Dataset rows for apps and sites:
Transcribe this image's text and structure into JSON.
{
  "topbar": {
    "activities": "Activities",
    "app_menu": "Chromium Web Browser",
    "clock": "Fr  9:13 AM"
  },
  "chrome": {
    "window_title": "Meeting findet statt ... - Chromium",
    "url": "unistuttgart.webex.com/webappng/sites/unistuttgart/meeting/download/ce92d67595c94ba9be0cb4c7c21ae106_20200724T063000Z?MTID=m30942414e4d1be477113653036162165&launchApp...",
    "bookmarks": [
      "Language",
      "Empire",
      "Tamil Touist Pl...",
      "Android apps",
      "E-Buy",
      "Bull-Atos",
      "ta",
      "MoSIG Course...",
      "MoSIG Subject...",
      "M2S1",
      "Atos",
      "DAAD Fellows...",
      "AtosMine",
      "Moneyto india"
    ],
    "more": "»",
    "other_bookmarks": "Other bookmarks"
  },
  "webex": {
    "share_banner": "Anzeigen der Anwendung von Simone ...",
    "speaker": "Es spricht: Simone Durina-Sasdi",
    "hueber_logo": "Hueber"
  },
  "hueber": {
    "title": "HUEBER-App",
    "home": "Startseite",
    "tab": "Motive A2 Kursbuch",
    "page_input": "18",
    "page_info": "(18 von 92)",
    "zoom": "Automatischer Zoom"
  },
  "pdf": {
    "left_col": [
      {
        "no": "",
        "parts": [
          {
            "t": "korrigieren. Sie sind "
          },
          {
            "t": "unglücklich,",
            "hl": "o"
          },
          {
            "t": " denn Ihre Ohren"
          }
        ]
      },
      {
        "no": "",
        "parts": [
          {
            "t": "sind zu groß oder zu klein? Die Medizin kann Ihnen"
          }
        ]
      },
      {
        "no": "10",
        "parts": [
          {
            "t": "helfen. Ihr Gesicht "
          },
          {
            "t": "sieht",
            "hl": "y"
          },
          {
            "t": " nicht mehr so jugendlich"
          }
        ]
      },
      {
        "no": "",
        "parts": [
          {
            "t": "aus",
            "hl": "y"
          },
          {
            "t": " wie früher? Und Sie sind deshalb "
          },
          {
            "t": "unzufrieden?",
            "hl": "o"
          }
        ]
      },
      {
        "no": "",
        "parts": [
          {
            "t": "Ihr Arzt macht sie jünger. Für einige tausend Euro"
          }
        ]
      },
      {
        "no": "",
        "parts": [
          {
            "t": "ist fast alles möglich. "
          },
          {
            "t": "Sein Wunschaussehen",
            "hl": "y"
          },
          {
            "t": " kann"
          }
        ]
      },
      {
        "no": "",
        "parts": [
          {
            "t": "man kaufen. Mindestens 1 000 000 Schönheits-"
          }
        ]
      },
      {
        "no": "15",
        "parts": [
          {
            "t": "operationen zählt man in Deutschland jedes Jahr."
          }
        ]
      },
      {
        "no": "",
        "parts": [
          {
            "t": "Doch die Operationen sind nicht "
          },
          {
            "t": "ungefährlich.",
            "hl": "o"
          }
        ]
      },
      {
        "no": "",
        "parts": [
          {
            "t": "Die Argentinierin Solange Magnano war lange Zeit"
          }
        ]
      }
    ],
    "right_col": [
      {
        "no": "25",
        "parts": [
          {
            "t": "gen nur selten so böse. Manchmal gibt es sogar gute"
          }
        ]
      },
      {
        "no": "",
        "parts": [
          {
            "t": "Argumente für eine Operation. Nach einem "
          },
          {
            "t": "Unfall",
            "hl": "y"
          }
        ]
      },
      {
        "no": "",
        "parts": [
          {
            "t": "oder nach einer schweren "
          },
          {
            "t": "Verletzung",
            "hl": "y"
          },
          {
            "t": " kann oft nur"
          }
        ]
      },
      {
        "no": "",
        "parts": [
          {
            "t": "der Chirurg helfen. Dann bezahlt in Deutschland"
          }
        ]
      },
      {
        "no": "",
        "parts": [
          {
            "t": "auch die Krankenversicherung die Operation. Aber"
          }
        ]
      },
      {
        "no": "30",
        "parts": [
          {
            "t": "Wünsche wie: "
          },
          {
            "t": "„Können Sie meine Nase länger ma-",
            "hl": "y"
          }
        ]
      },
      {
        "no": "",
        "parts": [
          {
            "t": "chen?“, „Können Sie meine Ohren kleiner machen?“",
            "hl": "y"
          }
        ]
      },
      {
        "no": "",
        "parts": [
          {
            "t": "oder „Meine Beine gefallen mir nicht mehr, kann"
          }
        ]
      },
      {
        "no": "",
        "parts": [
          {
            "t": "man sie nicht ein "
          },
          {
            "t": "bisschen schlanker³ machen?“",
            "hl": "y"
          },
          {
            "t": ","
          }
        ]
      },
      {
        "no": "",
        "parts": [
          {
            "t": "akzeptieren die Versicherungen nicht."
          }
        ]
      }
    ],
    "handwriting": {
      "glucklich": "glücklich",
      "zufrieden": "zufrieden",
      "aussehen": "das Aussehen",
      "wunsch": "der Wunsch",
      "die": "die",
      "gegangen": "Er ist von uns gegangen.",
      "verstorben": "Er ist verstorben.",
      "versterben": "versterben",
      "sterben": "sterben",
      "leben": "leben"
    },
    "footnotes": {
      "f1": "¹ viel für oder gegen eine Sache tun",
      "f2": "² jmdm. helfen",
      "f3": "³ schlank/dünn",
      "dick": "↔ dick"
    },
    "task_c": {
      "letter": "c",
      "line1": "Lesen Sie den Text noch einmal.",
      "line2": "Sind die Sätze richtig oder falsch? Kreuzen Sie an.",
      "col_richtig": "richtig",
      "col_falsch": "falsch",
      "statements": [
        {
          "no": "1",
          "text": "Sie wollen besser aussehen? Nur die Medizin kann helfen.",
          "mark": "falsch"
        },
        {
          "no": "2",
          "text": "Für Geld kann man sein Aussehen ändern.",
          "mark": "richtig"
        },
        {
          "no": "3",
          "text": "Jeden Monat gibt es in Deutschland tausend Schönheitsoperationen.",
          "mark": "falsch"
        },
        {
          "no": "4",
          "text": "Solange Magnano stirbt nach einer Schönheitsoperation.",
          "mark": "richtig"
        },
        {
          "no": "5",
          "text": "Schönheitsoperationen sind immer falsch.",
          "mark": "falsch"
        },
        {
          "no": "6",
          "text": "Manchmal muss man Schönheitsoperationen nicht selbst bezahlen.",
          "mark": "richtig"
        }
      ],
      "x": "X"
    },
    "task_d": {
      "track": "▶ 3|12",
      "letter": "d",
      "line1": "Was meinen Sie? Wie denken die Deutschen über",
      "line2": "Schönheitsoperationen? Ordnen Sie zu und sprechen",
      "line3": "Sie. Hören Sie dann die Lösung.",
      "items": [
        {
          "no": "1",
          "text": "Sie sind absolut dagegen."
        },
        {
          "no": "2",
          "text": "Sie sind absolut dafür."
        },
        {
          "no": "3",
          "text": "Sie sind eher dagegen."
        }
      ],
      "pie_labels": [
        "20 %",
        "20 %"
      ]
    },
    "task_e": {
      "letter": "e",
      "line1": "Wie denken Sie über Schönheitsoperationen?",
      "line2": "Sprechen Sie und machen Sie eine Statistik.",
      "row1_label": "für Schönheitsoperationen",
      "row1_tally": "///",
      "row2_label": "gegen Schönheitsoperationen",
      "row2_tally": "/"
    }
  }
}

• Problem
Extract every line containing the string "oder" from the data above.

• Answer to this exercise
            "t": "sind zu groß oder zu klein? Die Medizin kann Ihnen"
            "t": "oder nach einer schweren "
            "t": "oder „Meine Beine gefallen mir nicht mehr, kann"
      "f1": "¹ viel für oder gegen eine Sache tun",
      "line2": "Sind die Sätze richtig oder falsch? Kreuzen Sie an.",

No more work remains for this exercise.